how to start a conversation and end one too.


I was taught

table manners

how to speak clearly, to read at least one book a month

to be a lady even if

I never wore high heels or fancied up my hair

by my Great Grandmother

who I called Nan.


My Great Grandmother told me, at tea

her father died by drowning.

He slid off of an icy path, hit his head.

He never had a chance, she said, to fight death when it came.

Her eyes were as hard and flat as stones when she told me

her story.


I remember the edges of her mouth were turned down-

was it disgust? Anger? I don’t know.

I wouldn’t have dared to ask.


But that one moment

the story about that death

by drowning, when it was snowing

cast half shadows across every page I have ever written

Goodnight Darwin

Word of the Day Challenge: Sad

Darwin 2014 Photo A.M. Moscoso

My cat died on Tuesday.

His name was Darwin and he was going to be 18 years old this Summer.

Darwin came into our family when my sons were in highschool, he grew up with my dogs and his two littermates- Blitzer and Micey.

Blitzer and Micey and my dogs Domino and Cerbie went on before him.

My friend who  gave me those three little kittens died about 5 years ago.

Darwin was the last tie to the time when my family were in our youth.

His passing meant so much more then what it appeared to be on the surface.

Darwin used to walk with me and my dog Domino- who was suffering from heart failure at the end of her life.

He sat with her as she died.

Darwin sat with my cat Wolfgang as he passed away too.

Darwin sat with me on the days when I was told my Dad and then my cousin died.

He wasn’t an overly affectionate cat by nature. He wasn’t a cuddler. Darwin never jumped into your lap and asked for attention. He did have his  moments where he would pop up and ask for scritches  and loved to play with toys with us. But Darwin was very independent and we respected that.

But if he knew something was really wrong, he was there and he wouldn’t leave your side if he could feel your grief or fear.  He didn’t crawl into your lap. He didn’t meow or purr. He just sat there right next to you like one of those statutes of the Egyptian Cat Goddess Bastet.

He was watching over you, protecting you.

It really was comforting.

When I came home from work on Tuesday I could see that Darwin was getting ready to leave. So I wrapped him up in his favorite blanket and I opened the blinds on the window so that he could at least feel the Sun.

He was gone about 15 minutes later.

Photo A.M. Moscoso

I could tell you great stories about Darwin- like how he decided he was going to be a dog instead of a cat.

I learned about his plan when I started to notice he developed a horrible dry hacking cough. I took him to the vet fearing cancer. What else could it be?
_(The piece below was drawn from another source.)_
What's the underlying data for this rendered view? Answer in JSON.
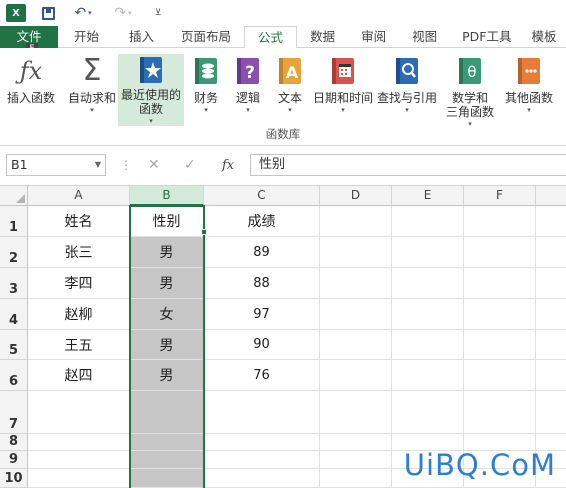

The Vet listened to his chest and then shook his head. He didn’t hear anything, but maybe we should do Xrays. I was about to agree when a dog walked by the exam room and Darwin jumped up on the ledge where there was a little window overlooking the hallway and he started…to cough and cough and cough.

The Vet said to me, ” You know. I won’t charge you for this visit because I don’t have the heart to bill you for the pleasure of watching Darwin bark.”

Darwin used to be right in the middle of the Welcome committee when I came home from work- there were two big dogs, assorted kids asking for either my car keys or money and in the middle of that giant overwhelming crowd was Darwin- who only ever got to be a little more then half the size of his brothers and had short legs, a short tail and a round head and he never weighed more then 6 pounds.

He kept his footing, he would not be moved. He pushed his way to the front of that pack- and barked too and demanded attention too.

I am sad, broken hearted. My home seems so much bigger and emptier now that Darwin isn’t in it.

Above that all though is the one thing that brings me joy and overshadows that grief.

I was lucky to have had that wonderful Soul in my life and that warms my heart.

Darwin and Domino
Photo A.M. Moscoso